Once you have determined the Company’s risks, a system of controls needs to be developed in order to limit that risk. The following is a list of potential controls in which might limit the risk: 1. Dedicate a computer or system for online banking, especially for EFT. If significant risk, use a computer that is not used for e-mail, web browsing, or other high-risk online activities associated with contracting malware infections. 2. Use an authentication with independent mechanism. For example, require login credentials and a temporary PIN sent to a pre-determined cell phone or a security code device (provided by the bank). This method makes attack more difficult because the authentication factor is not communicated through the compromised computer. 3. Segregate EFT controls so that one person performs online EFT functions, and a second person approves the transfer or verifies/reconciles that transaction. 4. Review bank accounts on a daily basis in order to detect unauthorized transactions timely. 5. Dedicate clearing accounts using “just-in-time” deposits. For instance, make deposits into a separate designated “EFT transfer” account from a different computer into that account just before a wire transfer. 6. Use “run as needed” bootable CD (such as the Ubuntu operating system) that cannot be contaminated by a virus or malware for the computer accessing online EFT. This is an FDIC recommendation.

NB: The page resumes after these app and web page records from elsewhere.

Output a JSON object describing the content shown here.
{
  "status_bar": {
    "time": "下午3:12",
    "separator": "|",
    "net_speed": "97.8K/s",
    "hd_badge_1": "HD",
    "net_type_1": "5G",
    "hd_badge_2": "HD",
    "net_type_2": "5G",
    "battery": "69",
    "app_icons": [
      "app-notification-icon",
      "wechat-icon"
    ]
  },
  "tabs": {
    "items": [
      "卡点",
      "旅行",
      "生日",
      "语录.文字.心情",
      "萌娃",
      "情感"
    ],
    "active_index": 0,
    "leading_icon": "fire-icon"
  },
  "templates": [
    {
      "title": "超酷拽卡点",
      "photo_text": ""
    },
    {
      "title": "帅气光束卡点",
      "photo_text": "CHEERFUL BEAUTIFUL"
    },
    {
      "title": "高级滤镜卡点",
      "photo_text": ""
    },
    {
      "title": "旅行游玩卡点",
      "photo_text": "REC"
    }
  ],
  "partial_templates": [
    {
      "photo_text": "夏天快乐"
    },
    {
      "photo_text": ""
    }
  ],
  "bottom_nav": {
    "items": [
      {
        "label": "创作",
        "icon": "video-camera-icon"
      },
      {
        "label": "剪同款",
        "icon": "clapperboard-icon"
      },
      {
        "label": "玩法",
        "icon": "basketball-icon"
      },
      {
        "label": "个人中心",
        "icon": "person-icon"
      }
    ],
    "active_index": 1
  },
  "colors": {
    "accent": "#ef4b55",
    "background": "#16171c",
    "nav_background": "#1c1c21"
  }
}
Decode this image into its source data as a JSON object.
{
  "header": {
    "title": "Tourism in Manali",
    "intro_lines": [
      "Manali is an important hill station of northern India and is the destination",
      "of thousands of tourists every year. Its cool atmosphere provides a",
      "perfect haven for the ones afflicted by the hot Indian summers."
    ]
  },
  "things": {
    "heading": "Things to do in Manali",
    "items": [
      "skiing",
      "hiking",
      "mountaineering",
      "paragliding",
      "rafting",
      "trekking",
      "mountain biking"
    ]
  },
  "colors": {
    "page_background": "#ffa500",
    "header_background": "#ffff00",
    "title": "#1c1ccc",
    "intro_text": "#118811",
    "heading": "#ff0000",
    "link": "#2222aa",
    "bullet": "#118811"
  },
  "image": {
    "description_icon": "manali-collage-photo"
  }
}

There are many prevention and detection controls in which a business can implement into its day-to–day operations to protect from EFT fraud. However, selection of such controls is a tricky process. Too many controls can cause inefficiencies and have a negative impact on the business. Don’t hesitate to give dbbmckennon a call or email today, to discuss your particular business’ risks and potential internal controls in which you may implement to mitigate such risks.

Year of the…Roth?

The 2010 year presents a unique opportunity for high-net work individuals.  Prior to 2010 most individuals making over $100,000 per year, were restricted from converting a Traditional IRA or 401(k) to a Roth IRA.  However, 2010 presents an opportunity to those previously restricted. Not only will high earning individuals be able to complete these conversions during 2010, they will also be able to do so without incurring the normal 10% penalty for early withdrawal, and the tax burden can be deferred over a two year period (2010 and 2011 tax years). 

So why is this important to you as a high earning individual?

Let’s face it; taxes aren’t going down in the foreseeable future.  With increasing federal and state deficits and additional programs being proposed on a daily basis, there is more of a chance taxes will increase over the long-term as opposed to them decreasing.  Thus, taking a smaller hit now may be more beneficial than taking a larger hit down the road depending on the circumstances.

Also consider this: the market is still down from its high in 2007 and is at approximately the same level it has been for the past five years.  Taking that into consideration, any money put into a pre-tax account during that time frame, will likely have little if any capital gains to pay taxes on

So who would benefit from this most?

Not considering other factors unique to each individual, people that stand to benefit the most are:

  • Wealthy Individuals
  • Those seeking to reduce estate settlement
  • Individuals who won’t need to draw income from converted accounts
  • Young high-earners
  • Those who believe their tax bracket will be higher in retirement

The kicker in all of this is (and golf fans will love this), you get a mulligan.  If for any reason you regret the decision or it becomes a bad decision due to market fluctuation, you can reverse the transactions without any tax consequence within six months of the tax return due date (i.e. April 15, 2011 due date would give you until October 15, 2011). 

Here at dbbmckennon we would be more than happy to answer any questions you may have about these conversions, the tax consequences, and discuss what is in your best interest as a unique individual.  We can also refer you to one of our trusted financial advisors, who can assist you in a Roth conversion; even if you don’t have one set up yet. 

Plan today, to give yourself a brighter future tomorrow.